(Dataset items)
# # #

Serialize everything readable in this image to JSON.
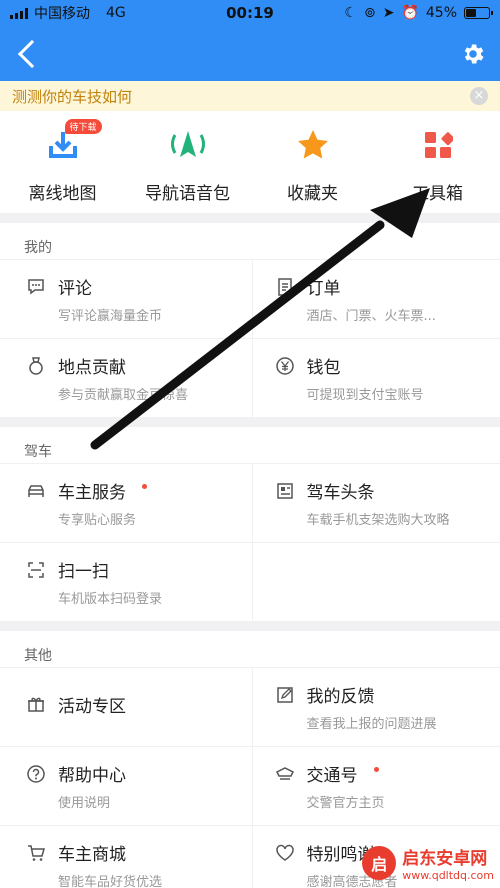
{
  "status_bar": {
    "carrier": "中国移动",
    "network": "4G",
    "time": "00:19",
    "battery": "45%",
    "battery_level": 0.45
  },
  "nav": {
    "back_icon": "back-arrow-icon",
    "settings_icon": "gear-icon"
  },
  "banner": {
    "text": "测测你的车技如何",
    "close": "×"
  },
  "quick_actions": [
    {
      "label": "离线地图",
      "icon": "download-icon",
      "badge": "待下载"
    },
    {
      "label": "导航语音包",
      "icon": "voice-navigation-icon"
    },
    {
      "label": "收藏夹",
      "icon": "star-icon"
    },
    {
      "label": "工具箱",
      "icon": "toolbox-icon"
    }
  ],
  "sections": {
    "mine": {
      "title": "我的",
      "items": [
        {
          "title": "评论",
          "sub": "写评论赢海量金币"
        },
        {
          "title": "订单",
          "sub": "酒店、门票、火车票..."
        },
        {
          "title": "地点贡献",
          "sub": "参与贡献赢取金豆惊喜"
        },
        {
          "title": "钱包",
          "sub": "可提现到支付宝账号"
        }
      ]
    },
    "driving": {
      "title": "驾车",
      "items": [
        {
          "title": "车主服务",
          "sub": "专享贴心服务"
        },
        {
          "title": "驾车头条",
          "sub": "车载手机支架选购大攻略"
        },
        {
          "title": "扫一扫",
          "sub": "车机版本扫码登录"
        }
      ]
    },
    "other": {
      "title": "其他",
      "items": [
        {
          "title": "活动专区",
          "sub": ""
        },
        {
          "title": "我的反馈",
          "sub": "查看我上报的问题进展"
        },
        {
          "title": "帮助中心",
          "sub": "使用说明"
        },
        {
          "title": "交通号",
          "sub": "交警官方主页"
        },
        {
          "title": "车主商城",
          "sub": "智能车品好货优选"
        },
        {
          "title": "特别鸣谢",
          "sub": "感谢高德志愿者"
        }
      ]
    }
  },
  "watermark": {
    "title": "启东安卓网",
    "url": "www.qdltdq.com"
  },
  "colors": {
    "primary": "#2f8df5",
    "banner_text": "#c2820e",
    "badge": "#f44b3b",
    "green": "#21b37a",
    "orange": "#f7981d",
    "red": "#f0584a"
  }
}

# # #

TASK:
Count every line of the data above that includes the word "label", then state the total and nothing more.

EXERCISE RESULT:
4